    Trade Secret Theft. Companies should expect the current Administration to remain focused on the threat to American economic prosperity and national security posed by economic espionage in 2019. In 2015, China and the United States publicly committed to not engage in the cyber-enabled theft of intellectual property for commercial gain. Recent statements from senior administration officials and high-profile indictments brought by the Department of Justice indicate the view of some leading government officials that China has failed to adhere to that commitment. For example, the Department of Justice indicted two Chinese nationals associated with the Chinese Ministry of State Security of numerous hacking offensives associated with a global campaign to steal sensitive business information. Congress is also likely to consider legislative responses to trade secret theft and economic espionage. These actions suggest that 2019 is likely to see further disputes with China over cyber theft of trade secrets. Companies—especially those in industries that have previously been targeted by espionage campaigns— are likely to benefit from tracking developments in this space.

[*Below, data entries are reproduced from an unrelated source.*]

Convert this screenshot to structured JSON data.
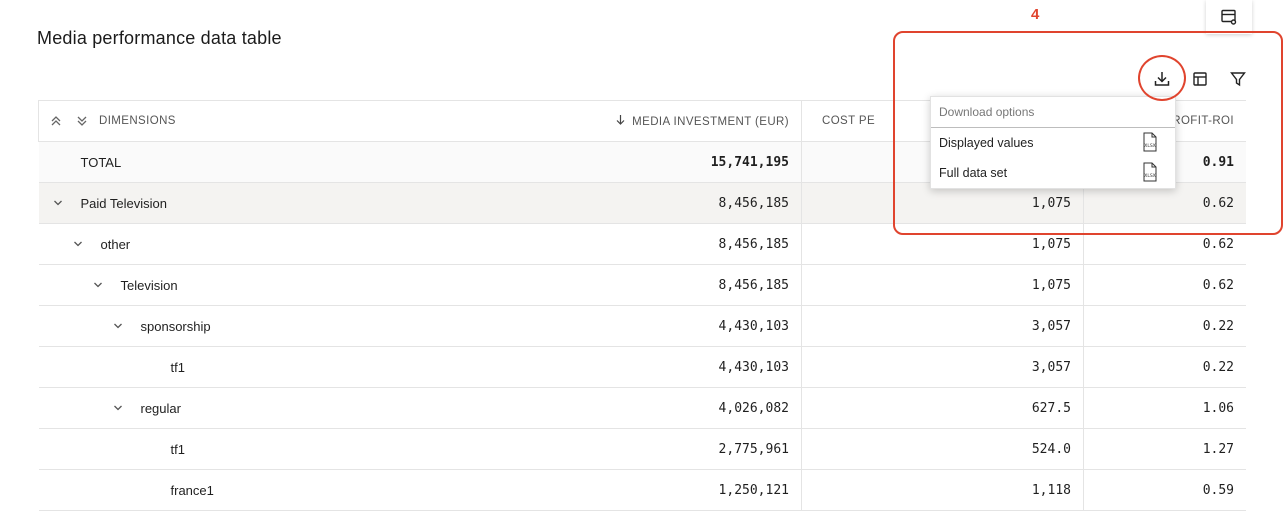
{
  "page": {
    "title": "Media performance data table"
  },
  "annotation": {
    "step_number": "4",
    "color": "#e0442e"
  },
  "icons": {
    "corner": "table-settings-icon",
    "download": "download-icon",
    "columns": "columns-icon",
    "filter": "filter-icon",
    "expand_all": "expand-all-icon",
    "collapse_all": "collapse-all-icon",
    "xlsx": "xlsx-file-icon"
  },
  "table": {
    "headers": {
      "dimensions": "DIMENSIONS",
      "media_investment": "MEDIA INVESTMENT (EUR)",
      "cost": "COST PE",
      "profit_roi": "ROFIT-ROI"
    },
    "total": {
      "label": "TOTAL",
      "media_investment": "15,741,195",
      "cost": "",
      "profit_roi": "0.91"
    },
    "rows": [
      {
        "label": "Paid Television",
        "media_investment": "8,456,185",
        "cost": "1,075",
        "profit_roi": "0.62"
      },
      {
        "label": "other",
        "media_investment": "8,456,185",
        "cost": "1,075",
        "profit_roi": "0.62"
      },
      {
        "label": "Television",
        "media_investment": "8,456,185",
        "cost": "1,075",
        "profit_roi": "0.62"
      },
      {
        "label": "sponsorship",
        "media_investment": "4,430,103",
        "cost": "3,057",
        "profit_roi": "0.22"
      },
      {
        "label": "tf1",
        "media_investment": "4,430,103",
        "cost": "3,057",
        "profit_roi": "0.22"
      },
      {
        "label": "regular",
        "media_investment": "4,026,082",
        "cost": "627.5",
        "profit_roi": "1.06"
      },
      {
        "label": "tf1",
        "media_investment": "2,775,961",
        "cost": "524.0",
        "profit_roi": "1.27"
      },
      {
        "label": "france1",
        "media_investment": "1,250,121",
        "cost": "1,118",
        "profit_roi": "0.59"
      }
    ]
  },
  "download_menu": {
    "header": "Download options",
    "options": [
      {
        "label": "Displayed values",
        "format": "XLSX"
      },
      {
        "label": "Full data set",
        "format": "XLSX"
      }
    ]
  }
}
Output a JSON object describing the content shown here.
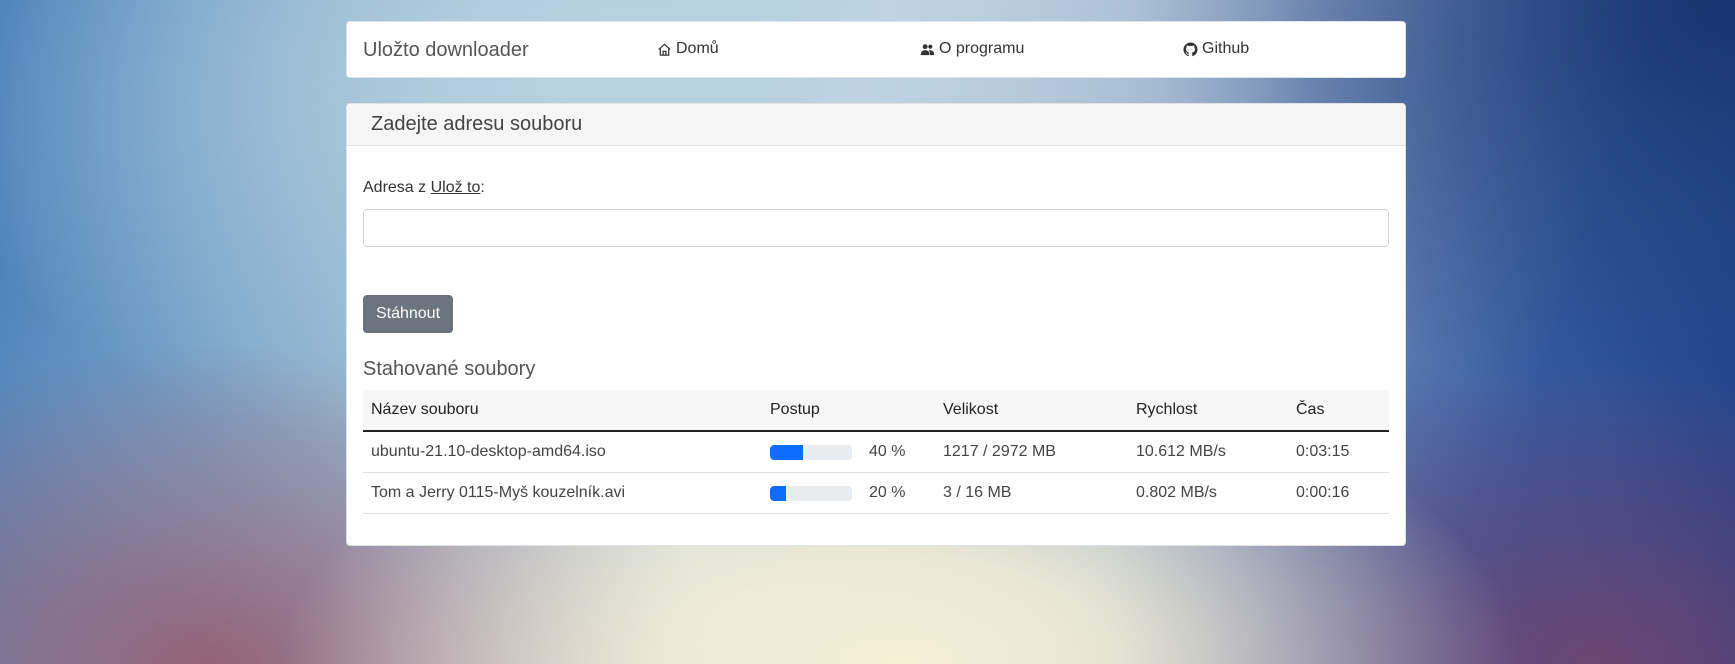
{
  "navbar": {
    "brand": "Uložto downloader",
    "links": [
      {
        "label": "Domů",
        "icon": "home-icon"
      },
      {
        "label": "O programu",
        "icon": "users-icon"
      },
      {
        "label": "Github",
        "icon": "github-icon"
      }
    ]
  },
  "form": {
    "header": "Zadejte adresu souboru",
    "label_prefix": "Adresa z ",
    "label_link": "Ulož to",
    "label_suffix": ":",
    "input_value": "",
    "input_placeholder": "",
    "button_label": "Stáhnout"
  },
  "downloads": {
    "title": "Stahované soubory",
    "columns": [
      "Název souboru",
      "Postup",
      "Velikost",
      "Rychlost",
      "Čas"
    ],
    "rows": [
      {
        "name": "ubuntu-21.10-desktop-amd64.iso",
        "progress": 40,
        "progress_label": "40 %",
        "size": "1217 / 2972 MB",
        "speed": "10.612 MB/s",
        "time": "0:03:15"
      },
      {
        "name": "Tom a Jerry 0115-Myš kouzelník.avi",
        "progress": 20,
        "progress_label": "20 %",
        "size": "3 / 16 MB",
        "speed": "0.802 MB/s",
        "time": "0:00:16"
      }
    ]
  },
  "colors": {
    "accent": "#0d6efd",
    "button": "#6c757d"
  }
}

    President Trump noted that he is continuing to push China on cybersecurity issues concerning trade secret theft in his recent State of the Union address:

    We are now making it clear to China that after years of targeting our industries, and stealing our intellectual property, the theft of American jobs and wealth has come to an end.

    Therefore, we recently imposed tariffs on $250 billion of Chinese goods — and now our Treasury is receiving billions of dollars a month from a country that never gave us a dime. But I don’t blame China for taking advantage of us — I blame our leaders and representatives for allowing this travesty to happen. I have great respect for President Xi, and we are now working on a new trade deal with China. But it must include real, structural change to end unfair trade practices, reduce our chronic trade deficit, and protect American jobs.

    Mayer Brown has also issued a discussion of the European Union Agency for Network and Information Security (“ENISA”) 2018 Threat Landscape Report. 

    Continue Reading ...